"Scope", in a literary context, refers to how vast the world within a work "feels". It's the difference between a universe that might as well stop once you reach the county line and one that seems to go one forever, stretching across deep space and time. Whether a story has a large or small scope has no bearing on how good it is, but in general, media with a large scope are considered more ambitious or difficult. Stories with large scope also tend more to be world-driven and plot-based, while works with smaller scope tend to be more character-based and introspective. There is no precise way to really calculate scope, it's more of a gut feeling than anything else, but there are certain story elements an author might use in an attempt to give a story more scope. Things which contribute to the scope of a work include the distance across geography within which the plot takes place in, the length of time which it takes place in, and the implied impact of the climax across distance and time. Very often the scope of a work is closely related to how threatening the antagonist is. A Cryptic Background Reference, mentioning places or cultures that may have little bearing on the immediate plot, often serve to give a sense that there is a world out there beyond the bounds of the story.

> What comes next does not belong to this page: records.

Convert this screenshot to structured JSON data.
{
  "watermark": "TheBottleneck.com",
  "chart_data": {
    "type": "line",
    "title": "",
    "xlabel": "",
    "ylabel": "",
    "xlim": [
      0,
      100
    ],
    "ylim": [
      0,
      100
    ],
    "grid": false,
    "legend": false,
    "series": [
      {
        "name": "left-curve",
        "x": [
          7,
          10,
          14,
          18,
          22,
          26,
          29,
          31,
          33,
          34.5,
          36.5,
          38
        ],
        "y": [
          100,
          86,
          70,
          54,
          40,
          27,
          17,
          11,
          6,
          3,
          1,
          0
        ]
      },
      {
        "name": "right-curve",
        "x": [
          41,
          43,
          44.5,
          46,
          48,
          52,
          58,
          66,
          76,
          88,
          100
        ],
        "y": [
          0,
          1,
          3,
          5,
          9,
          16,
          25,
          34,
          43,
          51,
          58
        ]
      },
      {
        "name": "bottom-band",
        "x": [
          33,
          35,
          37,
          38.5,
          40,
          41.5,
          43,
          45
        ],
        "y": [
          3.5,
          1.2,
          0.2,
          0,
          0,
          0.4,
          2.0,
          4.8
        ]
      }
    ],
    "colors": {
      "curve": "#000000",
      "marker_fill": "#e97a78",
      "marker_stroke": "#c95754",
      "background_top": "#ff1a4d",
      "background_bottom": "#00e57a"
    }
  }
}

This and other forms of Narrative Filigree can give both scope and realism. A Fantasy World Map can also serve to increase scope and give readers a sense of scale. Being a sliding scale, the discrete levels below aren't all-inclusive.
Level 0: The Room
- The film 1408.
Level 1: A Single BuildingFor when one room is too limited, but you don't want to strain the budget by forcing your set designers to come up with different settings. Bonus points if it's an office building or hospital and you can re-use rooms.
Level 2: The Same Three PlacesThe typical sitcom has three or four regular sets, with other temporary sets built as needed.
- Friends: Monica and Rachel's apartment, Chandler and Joey's apartment, Central Perk
- Scrubs: When not at the hospital, it's at JD and Turk's place or at Dr. Cox's.
Level 3: The CityThe needs of the story require multiple locations beyond just a few hangouts, but don't extend the need beyond the city limits.
- Batman's Gotham
- Sin City
- Buffy the Vampire Slayer rarely had to leave Sunnydale and its abundance of cemeteries.
- The A-Team
- Doc Martin
- Grand Theft Auto
Level 4: Following the RangersThe story moves from place to place, without feeling the need to define precisely where they are or how far they've gone. There's a lack of boundaries, a feeling of freedom. See also Walking the Earth
- Knight Rider
- A great deal of myth.
- The Good, the Bad and the Ugly is in Spain pretending to be Texas, but apart from "the South during the Civil War" it (and many other Westerns) are just generally in "the West".
Level 5: This Country of OursFor when the work takes place in a defined local, but with an expanse and a variety.
- Gor (I believe)
- Jade Empire
- The Assassin's Creed series
- The first: The holy land
- The second: Italy.
- Individual Dragon Age games are level 5 but the series as a whole approaches level 6.
Level 6: A Continent of NationsWorks that take place within an international context. The action can occur across multiple nations or within one nation informed by the presence of others. The point is that there is a larger world, of which the action is one part.
Level 7: A Whole WorldFor those works that seek to be epic in scope, building an entire world.
Level 8: The Universe!For when one world just isn't enough. Galaxies also count.
Level Infinite: EVERYTHING IS MINEFuck it. Everywhere is my setting, everyone is my character, and you bitches can go cry about it if you don't like it.
Hello, Unknown Troper. You'll need to get known to lend a hand here.